▶ WORK INSTRUCTION: Find the string "link" in the material. Copy every line that has it.

▶ DATA FOR PROCESSING:

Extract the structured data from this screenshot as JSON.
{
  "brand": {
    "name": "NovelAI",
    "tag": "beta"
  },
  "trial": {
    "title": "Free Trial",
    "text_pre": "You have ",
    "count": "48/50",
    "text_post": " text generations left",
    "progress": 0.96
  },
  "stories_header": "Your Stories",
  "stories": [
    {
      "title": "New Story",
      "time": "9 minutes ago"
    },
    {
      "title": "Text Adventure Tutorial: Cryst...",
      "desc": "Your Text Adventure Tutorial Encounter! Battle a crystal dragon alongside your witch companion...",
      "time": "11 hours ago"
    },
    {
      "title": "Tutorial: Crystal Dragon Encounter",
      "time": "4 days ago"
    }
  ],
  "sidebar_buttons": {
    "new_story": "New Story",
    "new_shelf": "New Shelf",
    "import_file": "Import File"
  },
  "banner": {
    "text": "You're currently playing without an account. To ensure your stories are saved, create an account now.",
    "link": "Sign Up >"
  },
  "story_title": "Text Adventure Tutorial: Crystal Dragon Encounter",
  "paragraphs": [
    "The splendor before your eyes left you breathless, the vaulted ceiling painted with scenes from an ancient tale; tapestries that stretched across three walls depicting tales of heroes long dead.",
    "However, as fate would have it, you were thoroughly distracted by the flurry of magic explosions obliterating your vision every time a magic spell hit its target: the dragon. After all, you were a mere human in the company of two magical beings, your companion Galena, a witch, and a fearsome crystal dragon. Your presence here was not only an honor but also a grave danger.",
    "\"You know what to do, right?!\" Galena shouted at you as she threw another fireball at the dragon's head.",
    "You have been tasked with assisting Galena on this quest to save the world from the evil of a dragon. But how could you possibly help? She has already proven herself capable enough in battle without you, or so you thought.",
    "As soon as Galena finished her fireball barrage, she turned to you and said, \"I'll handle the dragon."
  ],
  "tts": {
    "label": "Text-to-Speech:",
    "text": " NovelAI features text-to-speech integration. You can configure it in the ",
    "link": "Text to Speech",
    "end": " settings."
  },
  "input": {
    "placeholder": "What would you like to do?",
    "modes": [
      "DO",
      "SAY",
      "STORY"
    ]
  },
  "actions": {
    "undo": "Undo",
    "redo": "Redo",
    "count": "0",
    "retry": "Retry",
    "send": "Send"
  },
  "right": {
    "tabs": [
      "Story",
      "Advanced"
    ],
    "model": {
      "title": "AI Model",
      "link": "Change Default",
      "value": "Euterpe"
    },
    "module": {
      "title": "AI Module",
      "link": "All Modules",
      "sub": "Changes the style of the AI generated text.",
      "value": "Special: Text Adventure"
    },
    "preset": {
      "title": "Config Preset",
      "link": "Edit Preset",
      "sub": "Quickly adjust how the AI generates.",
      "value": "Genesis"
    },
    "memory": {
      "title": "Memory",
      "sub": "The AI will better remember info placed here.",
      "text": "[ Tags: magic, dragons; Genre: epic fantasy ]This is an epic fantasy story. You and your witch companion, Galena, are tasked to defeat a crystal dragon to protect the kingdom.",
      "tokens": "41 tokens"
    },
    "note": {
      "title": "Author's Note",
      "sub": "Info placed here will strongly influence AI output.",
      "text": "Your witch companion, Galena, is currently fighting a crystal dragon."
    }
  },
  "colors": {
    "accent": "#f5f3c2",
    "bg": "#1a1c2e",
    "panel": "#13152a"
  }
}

▶ EXERCISE SOLUTION:
    "link": "Sign Up >"
    "link": "Text to Speech",
      "link": "Change Default",
      "link": "All Modules",
      "link": "Edit Preset",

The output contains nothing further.